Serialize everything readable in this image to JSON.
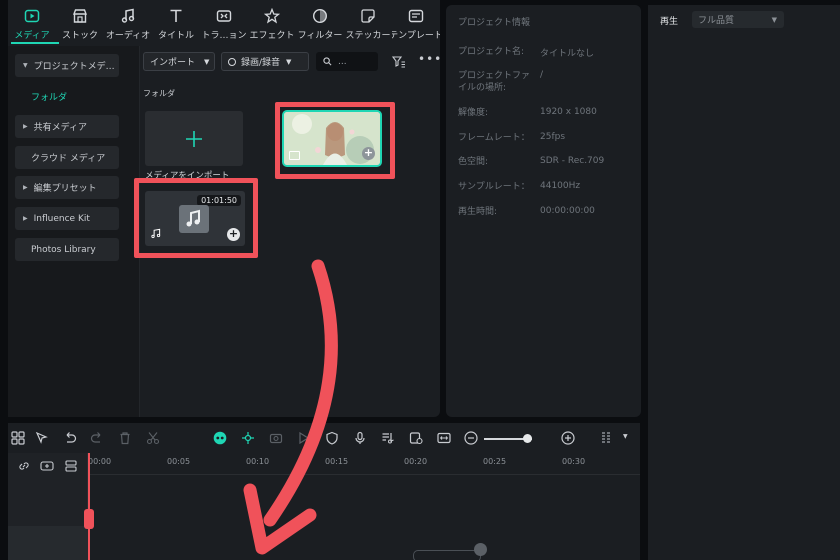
{
  "tool_tabs": [
    {
      "label": "メディア",
      "icon": "media-icon",
      "active": true
    },
    {
      "label": "ストック",
      "icon": "stock-icon"
    },
    {
      "label": "オーディオ",
      "icon": "music-note-icon"
    },
    {
      "label": "タイトル",
      "icon": "title-t-icon"
    },
    {
      "label": "トラ…ョン",
      "icon": "transition-icon"
    },
    {
      "label": "エフェクト",
      "icon": "effect-star-icon"
    },
    {
      "label": "フィルター",
      "icon": "filter-icon"
    },
    {
      "label": "ステッカー",
      "icon": "sticker-icon"
    },
    {
      "label": "テンプレート",
      "icon": "template-icon"
    }
  ],
  "sidebar": {
    "items": [
      {
        "label": "プロジェクトメデ…",
        "expanded": true
      },
      {
        "label": "共有メディア",
        "expanded": false
      },
      {
        "label": "クラウド メディア"
      },
      {
        "label": "編集プリセット",
        "expanded": false
      },
      {
        "label": "Influence Kit",
        "expanded": false
      },
      {
        "label": "Photos Library"
      }
    ],
    "sub_item": "フォルダ"
  },
  "media_toolbar": {
    "import_label": "インポート",
    "record_label": "録画/録音",
    "search_placeholder": "..."
  },
  "folder_label": "フォルダ",
  "import_tile_label": "メディアをインポート",
  "audio_clip": {
    "duration": "01:01:50"
  },
  "project_info": {
    "title": "プロジェクト情報",
    "rows": [
      {
        "label": "プロジェクト名:",
        "value": "タイトルなし"
      },
      {
        "label": "プロジェクトファイルの場所:",
        "value": "/"
      },
      {
        "label": "解像度:",
        "value": "1920 x 1080"
      },
      {
        "label": "フレームレート：",
        "value": "25fps"
      },
      {
        "label": "色空間:",
        "value": "SDR - Rec.709"
      },
      {
        "label": "サンプルレート：",
        "value": "44100Hz"
      },
      {
        "label": "再生時間:",
        "value": "00:00:00:00"
      }
    ]
  },
  "player": {
    "label": "再生",
    "quality": "フル品質"
  },
  "timeline": {
    "ticks": [
      "00:00",
      "00:05",
      "00:10",
      "00:15",
      "00:20",
      "00:25",
      "00:30"
    ]
  },
  "colors": {
    "accent": "#1fd6b4",
    "highlight": "#f0525a"
  }
}
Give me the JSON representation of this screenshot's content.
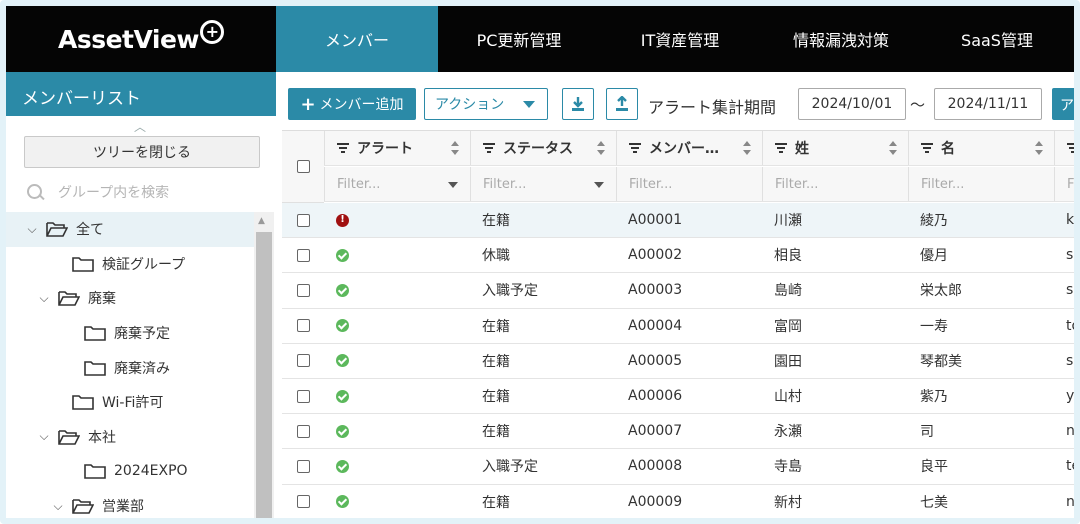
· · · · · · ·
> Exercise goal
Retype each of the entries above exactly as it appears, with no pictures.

> Written solution
Serialize everything readable in this image to JSON.
{
  "tool_tabs": [
    {
      "label": "メディア",
      "icon": "media-icon",
      "active": true
    },
    {
      "label": "ストック",
      "icon": "stock-icon"
    },
    {
      "label": "オーディオ",
      "icon": "music-note-icon"
    },
    {
      "label": "タイトル",
      "icon": "title-t-icon"
    },
    {
      "label": "トラ…ョン",
      "icon": "transition-icon"
    },
    {
      "label": "エフェクト",
      "icon": "effect-star-icon"
    },
    {
      "label": "フィルター",
      "icon": "filter-icon"
    },
    {
      "label": "ステッカー",
      "icon": "sticker-icon"
    },
    {
      "label": "テンプレート",
      "icon": "template-icon"
    }
  ],
  "sidebar": {
    "items": [
      {
        "label": "プロジェクトメデ…",
        "expanded": true
      },
      {
        "label": "共有メディア",
        "expanded": false
      },
      {
        "label": "クラウド メディア"
      },
      {
        "label": "編集プリセット",
        "expanded": false
      },
      {
        "label": "Influence Kit",
        "expanded": false
      },
      {
        "label": "Photos Library"
      }
    ],
    "sub_item": "フォルダ"
  },
  "media_toolbar": {
    "import_label": "インポート",
    "record_label": "録画/録音",
    "search_placeholder": "..."
  },
  "folder_label": "フォルダ",
  "import_tile_label": "メディアをインポート",
  "audio_clip": {
    "duration": "01:01:50"
  },
  "project_info": {
    "title": "プロジェクト情報",
    "rows": [
      {
        "label": "プロジェクト名:",
        "value": "タイトルなし"
      },
      {
        "label": "プロジェクトファイルの場所:",
        "value": "/"
      },
      {
        "label": "解像度:",
        "value": "1920 x 1080"
      },
      {
        "label": "フレームレート：",
        "value": "25fps"
      },
      {
        "label": "色空間:",
        "value": "SDR - Rec.709"
      },
      {
        "label": "サンプルレート：",
        "value": "44100Hz"
      },
      {
        "label": "再生時間:",
        "value": "00:00:00:00"
      }
    ]
  },
  "player": {
    "label": "再生",
    "quality": "フル品質"
  },
  "timeline": {
    "ticks": [
      "00:00",
      "00:05",
      "00:10",
      "00:15",
      "00:20",
      "00:25",
      "00:30"
    ]
  },
  "colors": {
    "accent": "#1fd6b4",
    "highlight": "#f0525a"
  }
}
Give me the JSON representation of this screenshot's content.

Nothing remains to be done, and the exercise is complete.